PROBLEM STATEMENT » Copy the records below exactly. Include all of them.

DATA RECORDS »
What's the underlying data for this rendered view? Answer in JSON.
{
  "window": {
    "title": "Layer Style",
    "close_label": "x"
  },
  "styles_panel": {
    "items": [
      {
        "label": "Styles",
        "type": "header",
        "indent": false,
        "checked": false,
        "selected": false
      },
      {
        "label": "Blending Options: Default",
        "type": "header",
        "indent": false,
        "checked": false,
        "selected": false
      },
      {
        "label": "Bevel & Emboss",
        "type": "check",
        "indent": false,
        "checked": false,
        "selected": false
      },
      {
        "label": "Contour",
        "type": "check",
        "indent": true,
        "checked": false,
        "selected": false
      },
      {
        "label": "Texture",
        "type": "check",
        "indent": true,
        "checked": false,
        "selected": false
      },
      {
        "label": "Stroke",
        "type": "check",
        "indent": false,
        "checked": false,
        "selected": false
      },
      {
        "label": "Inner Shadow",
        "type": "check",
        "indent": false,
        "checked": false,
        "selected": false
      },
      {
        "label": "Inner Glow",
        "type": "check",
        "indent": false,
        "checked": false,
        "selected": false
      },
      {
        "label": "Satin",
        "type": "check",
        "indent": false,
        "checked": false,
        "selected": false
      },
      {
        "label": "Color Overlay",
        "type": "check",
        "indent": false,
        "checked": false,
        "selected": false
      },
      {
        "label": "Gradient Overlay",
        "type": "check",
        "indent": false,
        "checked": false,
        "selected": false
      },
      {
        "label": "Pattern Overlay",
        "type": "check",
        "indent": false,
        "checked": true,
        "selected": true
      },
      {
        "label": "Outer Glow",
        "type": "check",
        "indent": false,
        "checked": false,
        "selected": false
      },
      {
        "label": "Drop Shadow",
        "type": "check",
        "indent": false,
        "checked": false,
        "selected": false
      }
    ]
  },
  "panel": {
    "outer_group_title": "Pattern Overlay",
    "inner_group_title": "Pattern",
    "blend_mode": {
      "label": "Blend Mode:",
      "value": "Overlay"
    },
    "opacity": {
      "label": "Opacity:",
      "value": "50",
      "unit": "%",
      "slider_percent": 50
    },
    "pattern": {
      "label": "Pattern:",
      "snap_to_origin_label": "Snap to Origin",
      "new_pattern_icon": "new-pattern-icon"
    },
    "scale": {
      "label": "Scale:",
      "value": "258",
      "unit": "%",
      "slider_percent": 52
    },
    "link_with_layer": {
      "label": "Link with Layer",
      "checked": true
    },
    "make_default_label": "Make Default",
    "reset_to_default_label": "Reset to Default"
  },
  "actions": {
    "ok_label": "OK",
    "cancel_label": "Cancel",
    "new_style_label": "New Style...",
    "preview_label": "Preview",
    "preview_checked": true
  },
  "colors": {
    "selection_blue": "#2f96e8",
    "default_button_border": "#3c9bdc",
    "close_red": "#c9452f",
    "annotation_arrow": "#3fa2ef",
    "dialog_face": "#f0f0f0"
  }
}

ANSWER TO THIS TASK »
What's the underlying data for this rendered view? Answer in JSON.
{
  "window": {
    "title": "Layer Style",
    "close_label": "x"
  },
  "styles_panel": {
    "items": [
      {
        "label": "Styles",
        "type": "header",
        "indent": false,
        "checked": false,
        "selected": false
      },
      {
        "label": "Blending Options: Default",
        "type": "header",
        "indent": false,
        "checked": false,
        "selected": false
      },
      {
        "label": "Bevel & Emboss",
        "type": "check",
        "indent": false,
        "checked": false,
        "selected": false
      },
      {
        "label": "Contour",
        "type": "check",
        "indent": true,
        "checked": false,
        "selected": false
      },
      {
        "label": "Texture",
        "type": "check",
        "indent": true,
        "checked": false,
        "selected": false
      },
      {
        "label": "Stroke",
        "type": "check",
        "indent": false,
        "checked": false,
        "selected": false
      },
      {
        "label": "Inner Shadow",
        "type": "check",
        "indent": false,
        "checked": false,
        "selected": false
      },
      {
        "label": "Inner Glow",
        "type": "check",
        "indent": false,
        "checked": false,
        "selected": false
      },
      {
        "label": "Satin",
        "type": "check",
        "indent": false,
        "checked": false,
        "selected": false
      },
      {
        "label": "Color Overlay",
        "type": "check",
        "indent": false,
        "checked": false,
        "selected": false
      },
      {
        "label": "Gradient Overlay",
        "type": "check",
        "indent": false,
        "checked": false,
        "selected": false
      },
      {
        "label": "Pattern Overlay",
        "type": "check",
        "indent": false,
        "checked": true,
        "selected": true
      },
      {
        "label": "Outer Glow",
        "type": "check",
        "indent": false,
        "checked": false,
        "selected": false
      },
      {
        "label": "Drop Shadow",
        "type": "check",
        "indent": false,
        "checked": false,
        "selected": false
      }
    ]
  },
  "panel": {
    "outer_group_title": "Pattern Overlay",
    "inner_group_title": "Pattern",
    "blend_mode": {
      "label": "Blend Mode:",
      "value": "Overlay"
    },
    "opacity": {
      "label": "Opacity:",
      "value": "50",
      "unit": "%",
      "slider_percent": 50
    },
    "pattern": {
      "label": "Pattern:",
      "snap_to_origin_label": "Snap to Origin",
      "new_pattern_icon": "new-pattern-icon"
    },
    "scale": {
      "label": "Scale:",
      "value": "258",
      "unit": "%",
      "slider_percent": 52
    },
    "link_with_layer": {
      "label": "Link with Layer",
      "checked": true
    },
    "make_default_label": "Make Default",
    "reset_to_default_label": "Reset to Default"
  },
  "actions": {
    "ok_label": "OK",
    "cancel_label": "Cancel",
    "new_style_label": "New Style...",
    "preview_label": "Preview",
    "preview_checked": true
  },
  "colors": {
    "selection_blue": "#2f96e8",
    "default_button_border": "#3c9bdc",
    "close_red": "#c9452f",
    "annotation_arrow": "#3fa2ef",
    "dialog_face": "#f0f0f0"
  }
}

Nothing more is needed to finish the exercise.